Key Resources for Fall 2020
As faculty prepare for their Fall courses, the following resources may be of interest. Each resource page has links to more related resources. If there is a particular topic or question that you have, please contact an instructional designer assigned to your college.
Trauma-Informed Pedagogy requires having an awareness of our students’ past and present experiences and the effects of those experiences on students’ well-being and their ability to engage with the materials and learn. We must be able to recognize trauma in ourselves and our students. We need to be intentional to promote safe environments that cultivate connectedness, empowerment, and recovery.
In this article, we’ll look at the tools in Canvas, VidGrid, and Zoom that can give you some insights into student engagement and metrics. These may also be helpful in developing attendance and participation policies, but more importantly, they may help you identify disengaged students sooner than later.
In an online course, it is easy for students to feel isolated. They are, in most cases, physically isolated from their peers, so intentional community-building is necessary to help counter feelings of remoteness.

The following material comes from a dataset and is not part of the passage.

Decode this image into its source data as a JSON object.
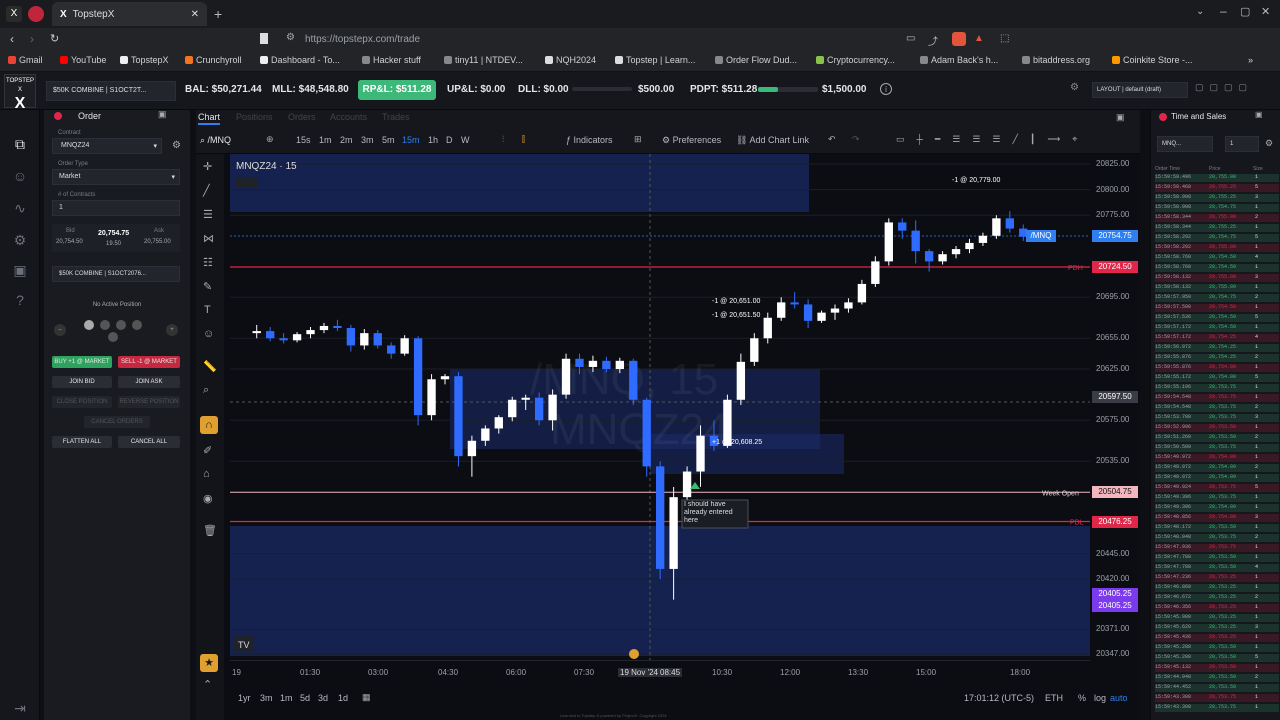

Instructors need a good way to know who will be online and who will be in the classroom. One tool that addresses this problem rather neatly is the Canvas Calendar. Instructors can create appointments that allow a set number of students to sign up.
Assessing student's learning involves asking what do your students need to know or be able to do? and What would be the best evidence of progress?
Considering proctoring exams? Use this helpful decision tree to find the best method to use with your class.
The start of Fall 2020 will be radically different from previous years as will the manner in which courses are taught. This resource page aims to help faculty prepare for the first week of classes.
In this workshop conducted on July 14, instructors were provided with strategies that have a significant impact on online learning, especially for the first week of classes. Strategies included ways to remove barriers to learning, incorporate essential Canvas features, begin building the course community, and facilitate student interactions.
Conducted July 16, the goal of this workshop was to provide faculty with an overview of the interrelationship between accessibility and Universal Design for Learning (UDL).
When designing courses, either online or in-person, it is essential to remember that not all of our students are the same.
With the fall semester looming around the corner, colleges are creating inventive course model designs to help instructors prepare their courses for instruction that will combine online and face-to-face approaches.